START DATA IN THIS EXERCISE

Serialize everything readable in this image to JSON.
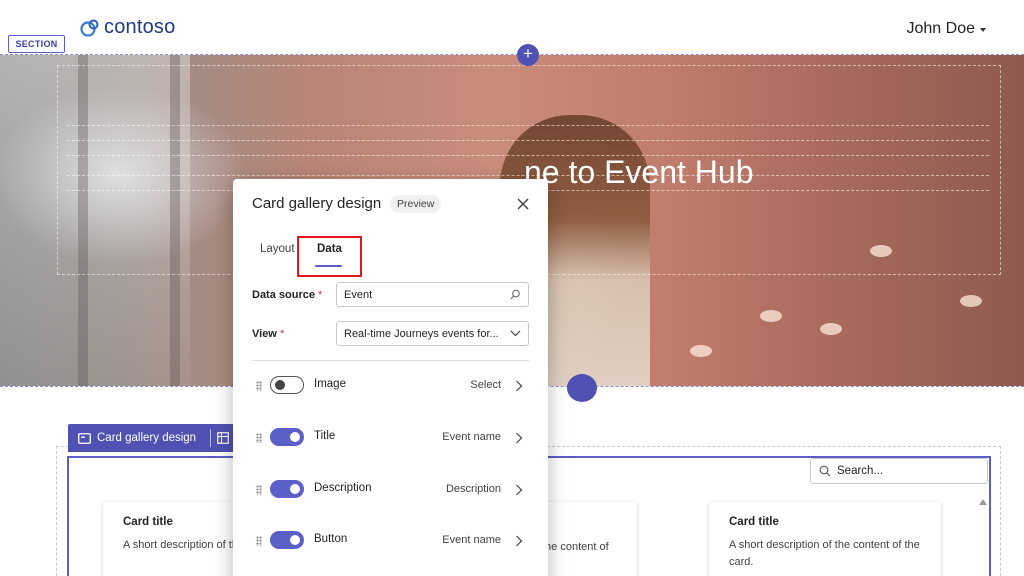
{
  "header": {
    "logo_text": "contoso",
    "user_name": "John Doe"
  },
  "section": {
    "tag_label": "SECTION",
    "add_symbol": "+"
  },
  "hero": {
    "title_visible": "ne to Event Hub"
  },
  "gallery": {
    "toolbar_label": "Card gallery design",
    "search_placeholder": "Search...",
    "cards": [
      {
        "title": "Card title",
        "description": "A short description of the card."
      },
      {
        "title": "",
        "description": "the content of"
      },
      {
        "title": "Card title",
        "description": "A short description of the content of the card."
      }
    ]
  },
  "dialog": {
    "title": "Card gallery design",
    "badge": "Preview",
    "tabs": [
      {
        "label": "Layout",
        "selected": false
      },
      {
        "label": "Data",
        "selected": true
      }
    ],
    "data_source_label": "Data source",
    "data_source_value": "Event",
    "view_label": "View",
    "view_value": "Real-time Journeys events for...",
    "required_mark": "*",
    "fields": [
      {
        "label": "Image",
        "enabled": false,
        "value": "Select"
      },
      {
        "label": "Title",
        "enabled": true,
        "value": "Event name"
      },
      {
        "label": "Description",
        "enabled": true,
        "value": "Description"
      },
      {
        "label": "Button",
        "enabled": true,
        "value": "Event name"
      }
    ]
  },
  "colors": {
    "accent": "#5b5fc7",
    "highlight": "#e3161b"
  }
}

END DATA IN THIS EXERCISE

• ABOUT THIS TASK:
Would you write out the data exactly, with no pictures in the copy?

• YOUR SOLUTION:
Serialize everything readable in this image to JSON.
{
  "header": {
    "logo_text": "contoso",
    "user_name": "John Doe"
  },
  "section": {
    "tag_label": "SECTION",
    "add_symbol": "+"
  },
  "hero": {
    "title_visible": "ne to Event Hub"
  },
  "gallery": {
    "toolbar_label": "Card gallery design",
    "search_placeholder": "Search...",
    "cards": [
      {
        "title": "Card title",
        "description": "A short description of the card."
      },
      {
        "title": "",
        "description": "the content of"
      },
      {
        "title": "Card title",
        "description": "A short description of the content of the card."
      }
    ]
  },
  "dialog": {
    "title": "Card gallery design",
    "badge": "Preview",
    "tabs": [
      {
        "label": "Layout",
        "selected": false
      },
      {
        "label": "Data",
        "selected": true
      }
    ],
    "data_source_label": "Data source",
    "data_source_value": "Event",
    "view_label": "View",
    "view_value": "Real-time Journeys events for...",
    "required_mark": "*",
    "fields": [
      {
        "label": "Image",
        "enabled": false,
        "value": "Select"
      },
      {
        "label": "Title",
        "enabled": true,
        "value": "Event name"
      },
      {
        "label": "Description",
        "enabled": true,
        "value": "Description"
      },
      {
        "label": "Button",
        "enabled": true,
        "value": "Event name"
      }
    ]
  },
  "colors": {
    "accent": "#5b5fc7",
    "highlight": "#e3161b"
  }
}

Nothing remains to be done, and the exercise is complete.